Last week we spent an evening with the insightful team from Dell and a group of other fashion bloggers. They wanted to get our opinion on the link between fashion and technology and also let us take a look at some of their new products.
Almost all of us agreed that sticking a flower on something or making it pink is not only insulting to intelligent women, (especially older women) it often downright puts us off. Of course there is a market for this kind of product (pink is one of Dell's best sellers) we just don't think it appeals to all women. We're not pretending we really care about gigs, memory size or pentium processors, or actually even know what they are. We think if we buy from a well known brand, the actual technology is a given, but what differentiates the product is way it looks and the all round the customer experience.

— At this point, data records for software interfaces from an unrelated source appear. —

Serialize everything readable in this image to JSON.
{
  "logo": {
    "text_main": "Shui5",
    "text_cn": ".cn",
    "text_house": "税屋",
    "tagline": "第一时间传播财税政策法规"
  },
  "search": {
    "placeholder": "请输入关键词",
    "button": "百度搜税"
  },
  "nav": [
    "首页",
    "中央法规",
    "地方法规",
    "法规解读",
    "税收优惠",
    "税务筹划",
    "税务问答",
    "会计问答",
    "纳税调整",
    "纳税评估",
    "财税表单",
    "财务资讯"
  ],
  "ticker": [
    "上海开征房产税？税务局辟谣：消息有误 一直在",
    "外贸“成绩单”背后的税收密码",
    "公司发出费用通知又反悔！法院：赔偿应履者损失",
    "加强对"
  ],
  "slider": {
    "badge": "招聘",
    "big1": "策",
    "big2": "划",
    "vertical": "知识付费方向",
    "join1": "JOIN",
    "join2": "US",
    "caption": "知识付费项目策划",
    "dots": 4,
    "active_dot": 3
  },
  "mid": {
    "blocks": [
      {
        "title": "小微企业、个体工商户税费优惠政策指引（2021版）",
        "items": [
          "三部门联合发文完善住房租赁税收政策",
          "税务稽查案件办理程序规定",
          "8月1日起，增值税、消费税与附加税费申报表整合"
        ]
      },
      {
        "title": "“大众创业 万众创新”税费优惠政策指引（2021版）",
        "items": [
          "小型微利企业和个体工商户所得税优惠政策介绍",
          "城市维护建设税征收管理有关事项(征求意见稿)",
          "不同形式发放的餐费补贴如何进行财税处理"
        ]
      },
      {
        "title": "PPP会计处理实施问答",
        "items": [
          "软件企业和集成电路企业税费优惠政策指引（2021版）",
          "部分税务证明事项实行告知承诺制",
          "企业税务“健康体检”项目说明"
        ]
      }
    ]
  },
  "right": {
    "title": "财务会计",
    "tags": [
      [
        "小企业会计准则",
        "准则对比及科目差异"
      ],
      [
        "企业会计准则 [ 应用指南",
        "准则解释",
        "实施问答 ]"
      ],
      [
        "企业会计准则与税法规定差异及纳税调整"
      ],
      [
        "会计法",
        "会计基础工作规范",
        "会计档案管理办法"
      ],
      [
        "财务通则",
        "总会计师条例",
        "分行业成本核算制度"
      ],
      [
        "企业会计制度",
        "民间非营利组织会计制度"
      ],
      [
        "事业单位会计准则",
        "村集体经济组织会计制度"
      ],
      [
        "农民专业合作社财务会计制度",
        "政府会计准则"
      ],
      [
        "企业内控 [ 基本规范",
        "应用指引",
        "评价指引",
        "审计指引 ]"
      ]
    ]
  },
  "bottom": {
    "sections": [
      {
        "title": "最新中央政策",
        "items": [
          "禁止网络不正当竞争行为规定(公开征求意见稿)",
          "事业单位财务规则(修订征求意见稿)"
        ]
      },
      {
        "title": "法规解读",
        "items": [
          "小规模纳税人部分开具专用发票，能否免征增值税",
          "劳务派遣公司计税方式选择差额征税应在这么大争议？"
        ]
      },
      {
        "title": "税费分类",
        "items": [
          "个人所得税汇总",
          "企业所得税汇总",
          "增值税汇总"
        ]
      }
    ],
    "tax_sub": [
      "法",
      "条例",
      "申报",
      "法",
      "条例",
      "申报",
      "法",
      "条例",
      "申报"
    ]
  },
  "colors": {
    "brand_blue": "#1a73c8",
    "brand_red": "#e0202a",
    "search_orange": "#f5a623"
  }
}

So, what are we looking for when we buy a computer, and how does fashion affect our decisions? Firstly would like an exciting shopping experience, similar to when we go shopping for clothes. We would like a pleasant environment, with knowledgeable, approachable staff and clearly defined shopping areas according to our needs. We would like to feel we are experiencing the brand. This is where Mac wins hands down every time. On entering a Mac store, you are instantly involved in the Mac experience. A pleasant good looking member of staff greets you and there are plenty of enthusiastic 'Mac geeks' dotted around the shop to talk you through your requirements. The store interior is aspirational without being intimidating and both interactive and inviting. The product manages to have mass unisex appeal without pandering to gender stereotypes. One feels one is buying into a lifestyle, much like you do when shopping for a good fashion brand. The Mac team say they want buying a brand new Mac to feel like its Christmas, which it does.
Compare that to entering a PC World, usually located in some dreary retail park, with unenthusiastic staff not affiliated to any brand and with often limited knowledge of individual products. Maybe technology retailers have had it too easy for too long, knowing their products more or less sell themselves, therefore the words visual merchandising and retail experience, don't seem to be front of mind. Perhaps technology retailers could take some tips from fashion retail, what about designated concession areas with staff assigned to a brand, or product merchandised according to end use?
What about the look and feel of a computer, what do women our age really want? It's a difficult one, but we think technology choices tend reflect lifestyle and interior choices. If you are a creative type and have a minimal interior, chances are you'll go for a Mac, if you are a teenage girl maybe you'd go for a coloured laptop, or if you are anything like us you may have a Mac in one room and a few lap tops of different types dotted all over the house.
Personally we would like a simple, pared down design, tasteful, yet functional and doesn't scream design or technology, It just says efficient and stylish. Does Ally Capellino do computers?